[App and web page records]
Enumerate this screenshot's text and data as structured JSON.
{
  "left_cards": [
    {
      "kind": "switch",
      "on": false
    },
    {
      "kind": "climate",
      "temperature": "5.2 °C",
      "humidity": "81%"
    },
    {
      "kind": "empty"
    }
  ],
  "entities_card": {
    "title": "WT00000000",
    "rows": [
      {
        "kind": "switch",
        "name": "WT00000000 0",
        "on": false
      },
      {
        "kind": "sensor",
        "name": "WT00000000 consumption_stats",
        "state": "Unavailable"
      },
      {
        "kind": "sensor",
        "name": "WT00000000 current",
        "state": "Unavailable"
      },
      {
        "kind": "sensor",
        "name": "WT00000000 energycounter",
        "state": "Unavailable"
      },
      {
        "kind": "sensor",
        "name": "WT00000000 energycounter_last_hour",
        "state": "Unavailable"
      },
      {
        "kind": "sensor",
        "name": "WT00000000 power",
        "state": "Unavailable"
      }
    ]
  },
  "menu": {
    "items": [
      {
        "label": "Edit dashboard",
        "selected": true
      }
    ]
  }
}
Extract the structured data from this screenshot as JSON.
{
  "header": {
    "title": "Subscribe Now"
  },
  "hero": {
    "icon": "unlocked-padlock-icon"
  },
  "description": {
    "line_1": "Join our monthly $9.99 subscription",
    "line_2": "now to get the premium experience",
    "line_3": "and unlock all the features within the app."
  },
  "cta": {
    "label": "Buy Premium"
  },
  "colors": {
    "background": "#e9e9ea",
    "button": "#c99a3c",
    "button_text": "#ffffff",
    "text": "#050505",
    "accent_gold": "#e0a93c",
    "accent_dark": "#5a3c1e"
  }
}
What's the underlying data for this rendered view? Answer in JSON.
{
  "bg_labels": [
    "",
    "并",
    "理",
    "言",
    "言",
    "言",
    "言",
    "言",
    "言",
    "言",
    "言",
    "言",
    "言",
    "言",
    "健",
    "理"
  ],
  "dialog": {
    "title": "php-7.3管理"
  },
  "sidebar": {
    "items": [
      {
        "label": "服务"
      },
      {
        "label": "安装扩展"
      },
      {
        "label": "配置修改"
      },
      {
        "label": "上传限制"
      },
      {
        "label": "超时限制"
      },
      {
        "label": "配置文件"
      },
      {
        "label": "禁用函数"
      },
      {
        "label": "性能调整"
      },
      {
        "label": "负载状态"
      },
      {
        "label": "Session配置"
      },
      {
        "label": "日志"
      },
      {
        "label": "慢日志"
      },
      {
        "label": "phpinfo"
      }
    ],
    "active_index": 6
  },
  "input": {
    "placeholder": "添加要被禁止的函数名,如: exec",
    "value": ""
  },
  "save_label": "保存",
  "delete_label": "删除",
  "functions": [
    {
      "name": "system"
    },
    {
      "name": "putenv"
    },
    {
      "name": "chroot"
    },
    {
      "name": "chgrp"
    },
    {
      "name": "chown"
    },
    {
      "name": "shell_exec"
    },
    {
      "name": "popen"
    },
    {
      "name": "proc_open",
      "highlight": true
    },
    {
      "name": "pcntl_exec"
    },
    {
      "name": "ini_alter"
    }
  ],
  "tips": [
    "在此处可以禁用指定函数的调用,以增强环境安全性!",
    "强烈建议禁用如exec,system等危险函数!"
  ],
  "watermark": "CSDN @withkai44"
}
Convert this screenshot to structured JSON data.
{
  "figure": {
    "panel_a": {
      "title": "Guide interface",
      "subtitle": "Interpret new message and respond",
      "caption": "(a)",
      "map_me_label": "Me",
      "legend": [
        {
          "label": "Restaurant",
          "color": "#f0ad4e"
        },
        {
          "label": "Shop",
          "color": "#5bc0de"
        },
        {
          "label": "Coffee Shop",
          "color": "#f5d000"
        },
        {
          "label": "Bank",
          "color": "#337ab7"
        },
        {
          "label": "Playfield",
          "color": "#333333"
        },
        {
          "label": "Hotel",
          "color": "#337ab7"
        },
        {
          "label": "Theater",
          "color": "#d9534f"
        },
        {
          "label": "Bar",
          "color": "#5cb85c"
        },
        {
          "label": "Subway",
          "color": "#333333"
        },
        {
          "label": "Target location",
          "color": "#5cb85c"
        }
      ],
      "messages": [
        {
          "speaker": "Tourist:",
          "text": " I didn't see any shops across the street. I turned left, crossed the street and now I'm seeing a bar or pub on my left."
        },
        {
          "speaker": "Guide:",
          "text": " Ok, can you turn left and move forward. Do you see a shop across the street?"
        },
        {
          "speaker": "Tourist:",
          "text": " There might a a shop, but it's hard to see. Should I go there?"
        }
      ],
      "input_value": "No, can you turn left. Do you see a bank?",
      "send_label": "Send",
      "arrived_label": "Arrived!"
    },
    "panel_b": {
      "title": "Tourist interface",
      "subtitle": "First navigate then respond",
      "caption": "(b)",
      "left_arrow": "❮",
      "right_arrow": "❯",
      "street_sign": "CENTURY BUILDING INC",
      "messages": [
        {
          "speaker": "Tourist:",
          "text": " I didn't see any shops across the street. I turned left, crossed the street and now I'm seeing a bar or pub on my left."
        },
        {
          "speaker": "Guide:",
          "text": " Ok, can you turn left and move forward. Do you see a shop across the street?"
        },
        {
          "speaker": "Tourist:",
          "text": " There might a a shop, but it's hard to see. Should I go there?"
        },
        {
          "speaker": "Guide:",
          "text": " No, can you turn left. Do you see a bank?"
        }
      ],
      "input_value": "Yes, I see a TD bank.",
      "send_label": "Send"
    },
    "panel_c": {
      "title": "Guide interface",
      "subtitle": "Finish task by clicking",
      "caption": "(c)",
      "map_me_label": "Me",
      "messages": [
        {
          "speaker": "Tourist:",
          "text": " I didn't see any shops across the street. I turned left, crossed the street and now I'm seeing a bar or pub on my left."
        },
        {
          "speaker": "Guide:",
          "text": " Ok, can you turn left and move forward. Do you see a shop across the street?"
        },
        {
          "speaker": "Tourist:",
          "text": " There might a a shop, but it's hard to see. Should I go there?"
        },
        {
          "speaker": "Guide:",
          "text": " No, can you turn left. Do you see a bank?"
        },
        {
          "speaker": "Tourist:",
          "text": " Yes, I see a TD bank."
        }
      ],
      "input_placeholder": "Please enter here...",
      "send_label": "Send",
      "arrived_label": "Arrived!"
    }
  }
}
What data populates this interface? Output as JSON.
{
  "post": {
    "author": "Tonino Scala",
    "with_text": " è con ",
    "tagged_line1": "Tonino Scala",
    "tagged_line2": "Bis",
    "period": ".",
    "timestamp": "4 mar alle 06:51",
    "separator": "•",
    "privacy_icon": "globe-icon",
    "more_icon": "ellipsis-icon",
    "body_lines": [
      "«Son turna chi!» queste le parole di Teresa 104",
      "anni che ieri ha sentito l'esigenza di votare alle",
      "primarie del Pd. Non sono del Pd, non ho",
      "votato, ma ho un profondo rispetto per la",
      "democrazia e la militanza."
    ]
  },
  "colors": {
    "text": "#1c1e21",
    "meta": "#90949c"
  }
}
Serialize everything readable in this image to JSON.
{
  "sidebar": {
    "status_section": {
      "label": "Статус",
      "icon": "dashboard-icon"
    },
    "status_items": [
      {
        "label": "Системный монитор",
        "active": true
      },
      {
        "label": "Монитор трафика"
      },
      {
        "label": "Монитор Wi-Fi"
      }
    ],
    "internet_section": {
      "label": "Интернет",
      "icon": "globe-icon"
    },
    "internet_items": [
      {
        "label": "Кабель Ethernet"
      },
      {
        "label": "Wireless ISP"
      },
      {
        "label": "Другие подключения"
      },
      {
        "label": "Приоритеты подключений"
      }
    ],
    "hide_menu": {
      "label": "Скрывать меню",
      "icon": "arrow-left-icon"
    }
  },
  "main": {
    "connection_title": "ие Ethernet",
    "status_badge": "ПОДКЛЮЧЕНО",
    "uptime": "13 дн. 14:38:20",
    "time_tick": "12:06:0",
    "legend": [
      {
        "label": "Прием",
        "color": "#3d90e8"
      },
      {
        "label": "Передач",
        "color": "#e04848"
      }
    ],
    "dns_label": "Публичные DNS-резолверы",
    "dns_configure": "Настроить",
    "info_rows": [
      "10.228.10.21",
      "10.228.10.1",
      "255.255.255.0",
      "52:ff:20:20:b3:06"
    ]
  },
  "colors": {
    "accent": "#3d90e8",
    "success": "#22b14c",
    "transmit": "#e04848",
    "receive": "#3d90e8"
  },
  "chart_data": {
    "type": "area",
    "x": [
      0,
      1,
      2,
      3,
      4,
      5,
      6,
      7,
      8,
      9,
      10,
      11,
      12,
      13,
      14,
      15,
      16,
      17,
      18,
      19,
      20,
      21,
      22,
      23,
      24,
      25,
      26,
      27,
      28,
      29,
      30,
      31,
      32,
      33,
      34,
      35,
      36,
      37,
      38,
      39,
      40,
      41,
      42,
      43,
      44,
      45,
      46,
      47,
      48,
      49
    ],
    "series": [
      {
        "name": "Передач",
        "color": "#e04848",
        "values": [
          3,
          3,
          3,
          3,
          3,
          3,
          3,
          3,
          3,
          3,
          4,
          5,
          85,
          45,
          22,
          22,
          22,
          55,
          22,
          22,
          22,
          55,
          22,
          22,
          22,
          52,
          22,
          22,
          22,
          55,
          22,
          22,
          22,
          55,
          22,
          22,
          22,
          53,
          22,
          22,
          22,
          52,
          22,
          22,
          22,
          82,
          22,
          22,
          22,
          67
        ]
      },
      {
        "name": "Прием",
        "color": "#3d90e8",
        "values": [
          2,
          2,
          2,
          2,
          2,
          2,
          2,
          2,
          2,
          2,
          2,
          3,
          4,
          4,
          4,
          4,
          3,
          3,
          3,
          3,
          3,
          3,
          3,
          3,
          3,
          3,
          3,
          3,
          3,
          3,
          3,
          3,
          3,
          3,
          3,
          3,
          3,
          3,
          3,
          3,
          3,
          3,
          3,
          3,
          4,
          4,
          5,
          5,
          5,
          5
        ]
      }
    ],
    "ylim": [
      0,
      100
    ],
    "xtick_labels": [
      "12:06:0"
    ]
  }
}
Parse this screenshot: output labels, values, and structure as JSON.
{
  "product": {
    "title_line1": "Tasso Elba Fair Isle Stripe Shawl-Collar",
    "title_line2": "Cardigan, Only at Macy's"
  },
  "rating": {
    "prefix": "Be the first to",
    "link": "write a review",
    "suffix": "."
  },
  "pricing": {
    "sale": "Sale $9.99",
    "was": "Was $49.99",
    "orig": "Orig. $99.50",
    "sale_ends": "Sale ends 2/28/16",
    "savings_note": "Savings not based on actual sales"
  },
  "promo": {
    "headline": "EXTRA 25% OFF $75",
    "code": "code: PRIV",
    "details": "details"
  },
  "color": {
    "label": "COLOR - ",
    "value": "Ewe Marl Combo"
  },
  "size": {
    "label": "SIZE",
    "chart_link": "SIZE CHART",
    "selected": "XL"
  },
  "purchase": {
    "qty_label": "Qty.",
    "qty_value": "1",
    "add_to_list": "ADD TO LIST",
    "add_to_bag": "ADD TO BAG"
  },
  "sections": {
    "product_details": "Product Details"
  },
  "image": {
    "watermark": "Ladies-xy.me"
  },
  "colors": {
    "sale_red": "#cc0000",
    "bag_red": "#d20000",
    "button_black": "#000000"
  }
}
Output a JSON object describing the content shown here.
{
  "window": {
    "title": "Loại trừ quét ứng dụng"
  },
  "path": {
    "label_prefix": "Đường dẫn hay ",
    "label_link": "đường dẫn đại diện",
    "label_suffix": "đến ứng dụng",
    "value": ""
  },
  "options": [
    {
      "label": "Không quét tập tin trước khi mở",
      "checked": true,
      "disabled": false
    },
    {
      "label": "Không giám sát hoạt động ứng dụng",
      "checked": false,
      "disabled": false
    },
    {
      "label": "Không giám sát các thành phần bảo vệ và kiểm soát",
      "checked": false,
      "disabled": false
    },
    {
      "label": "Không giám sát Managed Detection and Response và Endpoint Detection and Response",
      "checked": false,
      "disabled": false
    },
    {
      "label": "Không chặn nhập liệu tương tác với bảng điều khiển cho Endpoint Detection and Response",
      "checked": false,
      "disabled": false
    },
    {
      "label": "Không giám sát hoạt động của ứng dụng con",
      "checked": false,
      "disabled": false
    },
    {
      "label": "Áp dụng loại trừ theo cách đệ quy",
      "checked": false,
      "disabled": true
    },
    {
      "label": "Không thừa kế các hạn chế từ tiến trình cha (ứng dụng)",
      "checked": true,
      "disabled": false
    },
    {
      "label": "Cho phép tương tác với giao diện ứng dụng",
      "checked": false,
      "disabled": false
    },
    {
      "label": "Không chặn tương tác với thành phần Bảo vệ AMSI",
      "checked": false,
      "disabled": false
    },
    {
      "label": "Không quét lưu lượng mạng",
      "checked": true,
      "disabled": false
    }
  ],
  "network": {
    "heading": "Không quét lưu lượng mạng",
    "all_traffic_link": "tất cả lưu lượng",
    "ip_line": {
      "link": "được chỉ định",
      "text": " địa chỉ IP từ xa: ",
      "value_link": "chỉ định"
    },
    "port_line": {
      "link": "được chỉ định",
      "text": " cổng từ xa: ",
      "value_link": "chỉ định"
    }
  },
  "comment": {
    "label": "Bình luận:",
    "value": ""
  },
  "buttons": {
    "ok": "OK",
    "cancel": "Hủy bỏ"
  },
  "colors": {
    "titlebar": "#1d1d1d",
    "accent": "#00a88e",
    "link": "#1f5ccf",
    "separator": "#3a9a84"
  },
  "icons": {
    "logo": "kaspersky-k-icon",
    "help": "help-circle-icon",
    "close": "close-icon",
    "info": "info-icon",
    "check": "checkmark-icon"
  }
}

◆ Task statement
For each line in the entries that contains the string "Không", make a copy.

◆ Response to the exercise
      "label": "Không quét tập tin trước khi mở",
      "label": "Không giám sát hoạt động ứng dụng",
      "label": "Không giám sát các thành phần bảo vệ và kiểm soát",
      "label": "Không giám sát Managed Detection and Response và Endpoint Detection and Response",
      "label": "Không chặn nhập liệu tương tác với bảng điều khiển cho Endpoint Detection and Response",
      "label": "Không giám sát hoạt động của ứng dụng con",
      "label": "Không thừa kế các hạn chế từ tiến trình cha (ứng dụng)",
      "label": "Không chặn tương tác với thành phần Bảo vệ AMSI",
      "label": "Không quét lưu lượng mạng",
    "heading": "Không quét lưu lượng mạng",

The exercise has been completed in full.